Beyond the Lights
by Hope Madden
Don’t let the Beyond the Lights trailer fool you. What looks like a by-the-numbers melodrama about selling your soul for success does follow a familiar trajectory, but it does a fine job with that journey.
Noni (Gugu Mbatha-Raw) teeters at the edge of superstardom: she’s just won a Billboard award for her rap duet with hip hop giant Kid Culprit (a wonderfully sketchy Richard Colson Baker – better known as Cleveland’s own Machine Gun Kelly – in his screen debut), and her first album, releasing in days, is poised to break records. But the troubled star is buckling under the pressures and compromises.
In comes Kaz (Nate Parker), or “Officer Hero” as Noni’s fans come to call him.
Yes, his grounded do-gooder character wants Noni to respect herself, and the big question is whether the pull of fame will tear them apart, which is a wildly predictable set up. But writer/director Gina Prince-Bythewood (Love & Basketball) knows what she’s doing. She certainly cobbles together a familiar frame – part Gypsy, part Glitter, part Mahogany – but somehow the final product feels, if not fresh, at least relevant.

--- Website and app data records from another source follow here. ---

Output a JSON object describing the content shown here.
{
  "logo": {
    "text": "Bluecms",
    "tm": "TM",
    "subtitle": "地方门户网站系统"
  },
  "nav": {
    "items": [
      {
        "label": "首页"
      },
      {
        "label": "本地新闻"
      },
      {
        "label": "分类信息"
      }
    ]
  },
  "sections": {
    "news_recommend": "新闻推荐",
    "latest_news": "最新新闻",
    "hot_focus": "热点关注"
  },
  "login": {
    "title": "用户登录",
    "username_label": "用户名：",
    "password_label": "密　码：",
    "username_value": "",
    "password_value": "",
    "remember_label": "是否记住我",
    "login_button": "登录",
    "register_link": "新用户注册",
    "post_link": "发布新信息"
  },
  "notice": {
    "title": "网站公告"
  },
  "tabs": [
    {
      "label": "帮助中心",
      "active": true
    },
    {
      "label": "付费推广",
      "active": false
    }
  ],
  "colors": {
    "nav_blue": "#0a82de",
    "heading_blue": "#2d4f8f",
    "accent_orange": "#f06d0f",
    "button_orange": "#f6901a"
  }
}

Mbatha-Raw stands out in her second powerful performance this year, after her stunning turn in Belle. She never resorts to clichés. She’s able to craft a character with both an entirely believable public persona as well as a blossoming personality of her own. There’s not a false note in the performance.
Parker’s less effective – in fact, though he’s turned in worthy performances throughout his career, here he’s strangely wooden. Still, the two have some chemistry and Mbatha-Raw is so compelling that you’re hard press to take your eyes off her anyway.
Not that Prince-Bythewood doesn’t offer plenty of reasons to look away. Her camera misses no opportunity to draw attention to Parker’s striking physique.
Minnie Driver impresses as the stage mother, and Prince-Bythewood’s script offers plenty for her sink her teeth into. Threadbare plot aside, the writing is sharp and the direction is incisive. The opening scene confirms that this is not going to be a color by numbers affair, and the filmmaker peppers scenes with strong imagery as she gives her cast room to breathe and create memorable, dimensional characters.
The weakness of the central plot is problematic, and though the filmmaker takes advantage of the trope to draw attention to some gaping holes in our current culture, it still leaves a stale aftertaste. But if the storyline isn’t memorable, Mbatha-Raw is – and she’s worth the ticket price.